| ACTION ITEM |
Copy each entry as it stands, leaving nothing out.

| MATERIAL FOR THIS EXERCISE |
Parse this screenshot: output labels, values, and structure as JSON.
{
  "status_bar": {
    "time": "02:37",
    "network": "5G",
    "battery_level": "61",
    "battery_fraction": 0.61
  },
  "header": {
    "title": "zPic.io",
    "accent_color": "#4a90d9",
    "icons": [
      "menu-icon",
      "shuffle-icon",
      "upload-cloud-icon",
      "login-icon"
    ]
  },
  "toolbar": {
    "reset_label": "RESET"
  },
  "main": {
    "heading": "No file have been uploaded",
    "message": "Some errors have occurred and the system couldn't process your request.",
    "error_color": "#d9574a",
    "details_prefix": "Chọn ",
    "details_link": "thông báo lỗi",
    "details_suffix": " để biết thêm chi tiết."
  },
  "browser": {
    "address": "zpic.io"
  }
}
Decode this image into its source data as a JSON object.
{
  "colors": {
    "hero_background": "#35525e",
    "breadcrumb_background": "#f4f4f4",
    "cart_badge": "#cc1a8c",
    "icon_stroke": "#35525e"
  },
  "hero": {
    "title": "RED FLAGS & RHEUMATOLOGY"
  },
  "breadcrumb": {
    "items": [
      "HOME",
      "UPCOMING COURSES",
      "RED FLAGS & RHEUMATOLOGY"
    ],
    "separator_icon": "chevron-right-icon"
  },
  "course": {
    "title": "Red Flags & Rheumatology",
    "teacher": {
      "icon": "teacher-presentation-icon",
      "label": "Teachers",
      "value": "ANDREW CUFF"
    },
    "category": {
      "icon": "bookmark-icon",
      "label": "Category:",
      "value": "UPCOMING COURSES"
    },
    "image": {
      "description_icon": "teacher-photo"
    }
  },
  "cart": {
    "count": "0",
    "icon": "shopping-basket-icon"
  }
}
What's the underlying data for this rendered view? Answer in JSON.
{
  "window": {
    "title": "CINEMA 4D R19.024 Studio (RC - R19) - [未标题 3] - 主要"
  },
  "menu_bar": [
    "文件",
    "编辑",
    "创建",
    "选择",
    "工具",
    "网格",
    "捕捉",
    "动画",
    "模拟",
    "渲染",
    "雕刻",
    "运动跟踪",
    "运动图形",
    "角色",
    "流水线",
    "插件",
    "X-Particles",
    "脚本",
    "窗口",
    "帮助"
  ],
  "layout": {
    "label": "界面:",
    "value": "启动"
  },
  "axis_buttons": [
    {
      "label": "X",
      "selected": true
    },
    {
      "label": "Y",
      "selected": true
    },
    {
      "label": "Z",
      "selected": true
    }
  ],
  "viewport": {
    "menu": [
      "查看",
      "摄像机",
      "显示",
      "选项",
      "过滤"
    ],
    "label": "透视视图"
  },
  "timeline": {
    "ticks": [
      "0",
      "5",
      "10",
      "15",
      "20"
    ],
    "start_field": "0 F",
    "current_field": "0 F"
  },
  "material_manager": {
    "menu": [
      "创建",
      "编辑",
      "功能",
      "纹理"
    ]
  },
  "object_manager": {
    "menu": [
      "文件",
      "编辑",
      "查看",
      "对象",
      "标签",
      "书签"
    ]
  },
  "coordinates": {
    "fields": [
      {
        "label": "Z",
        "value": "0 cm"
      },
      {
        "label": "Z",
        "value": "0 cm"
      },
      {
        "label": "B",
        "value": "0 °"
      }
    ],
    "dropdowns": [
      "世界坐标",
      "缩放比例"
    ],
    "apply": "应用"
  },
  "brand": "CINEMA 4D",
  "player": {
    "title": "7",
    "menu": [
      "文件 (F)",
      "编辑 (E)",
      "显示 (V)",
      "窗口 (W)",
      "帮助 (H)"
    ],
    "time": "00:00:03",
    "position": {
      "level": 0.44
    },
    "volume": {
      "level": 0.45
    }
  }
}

| WRITTEN ANSWER |
Parse this screenshot: output labels, values, and structure as JSON.
{
  "status_bar": {
    "time": "02:37",
    "network": "5G",
    "battery_level": "61",
    "battery_fraction": 0.61
  },
  "header": {
    "title": "zPic.io",
    "accent_color": "#4a90d9",
    "icons": [
      "menu-icon",
      "shuffle-icon",
      "upload-cloud-icon",
      "login-icon"
    ]
  },
  "toolbar": {
    "reset_label": "RESET"
  },
  "main": {
    "heading": "No file have been uploaded",
    "message": "Some errors have occurred and the system couldn't process your request.",
    "error_color": "#d9574a",
    "details_prefix": "Chọn ",
    "details_link": "thông báo lỗi",
    "details_suffix": " để biết thêm chi tiết."
  },
  "browser": {
    "address": "zpic.io"
  }
}
Decode this image into its source data as a JSON object.
{
  "colors": {
    "hero_background": "#35525e",
    "breadcrumb_background": "#f4f4f4",
    "cart_badge": "#cc1a8c",
    "icon_stroke": "#35525e"
  },
  "hero": {
    "title": "RED FLAGS & RHEUMATOLOGY"
  },
  "breadcrumb": {
    "items": [
      "HOME",
      "UPCOMING COURSES",
      "RED FLAGS & RHEUMATOLOGY"
    ],
    "separator_icon": "chevron-right-icon"
  },
  "course": {
    "title": "Red Flags & Rheumatology",
    "teacher": {
      "icon": "teacher-presentation-icon",
      "label": "Teachers",
      "value": "ANDREW CUFF"
    },
    "category": {
      "icon": "bookmark-icon",
      "label": "Category:",
      "value": "UPCOMING COURSES"
    },
    "image": {
      "description_icon": "teacher-photo"
    }
  },
  "cart": {
    "count": "0",
    "icon": "shopping-basket-icon"
  }
}
What's the underlying data for this rendered view? Answer in JSON.
{
  "window": {
    "title": "CINEMA 4D R19.024 Studio (RC - R19) - [未标题 3] - 主要"
  },
  "menu_bar": [
    "文件",
    "编辑",
    "创建",
    "选择",
    "工具",
    "网格",
    "捕捉",
    "动画",
    "模拟",
    "渲染",
    "雕刻",
    "运动跟踪",
    "运动图形",
    "角色",
    "流水线",
    "插件",
    "X-Particles",
    "脚本",
    "窗口",
    "帮助"
  ],
  "layout": {
    "label": "界面:",
    "value": "启动"
  },
  "axis_buttons": [
    {
      "label": "X",
      "selected": true
    },
    {
      "label": "Y",
      "selected": true
    },
    {
      "label": "Z",
      "selected": true
    }
  ],
  "viewport": {
    "menu": [
      "查看",
      "摄像机",
      "显示",
      "选项",
      "过滤"
    ],
    "label": "透视视图"
  },
  "timeline": {
    "ticks": [
      "0",
      "5",
      "10",
      "15",
      "20"
    ],
    "start_field": "0 F",
    "current_field": "0 F"
  },
  "material_manager": {
    "menu": [
      "创建",
      "编辑",
      "功能",
      "纹理"
    ]
  },
  "object_manager": {
    "menu": [
      "文件",
      "编辑",
      "查看",
      "对象",
      "标签",
      "书签"
    ]
  },
  "coordinates": {
    "fields": [
      {
        "label": "Z",
        "value": "0 cm"
      },
      {
        "label": "Z",
        "value": "0 cm"
      },
      {
        "label": "B",
        "value": "0 °"
      }
    ],
    "dropdowns": [
      "世界坐标",
      "缩放比例"
    ],
    "apply": "应用"
  },
  "brand": "CINEMA 4D",
  "player": {
    "title": "7",
    "menu": [
      "文件 (F)",
      "编辑 (E)",
      "显示 (V)",
      "窗口 (W)",
      "帮助 (H)"
    ],
    "time": "00:00:03",
    "position": {
      "level": 0.44
    },
    "volume": {
      "level": 0.45
    }
  }
}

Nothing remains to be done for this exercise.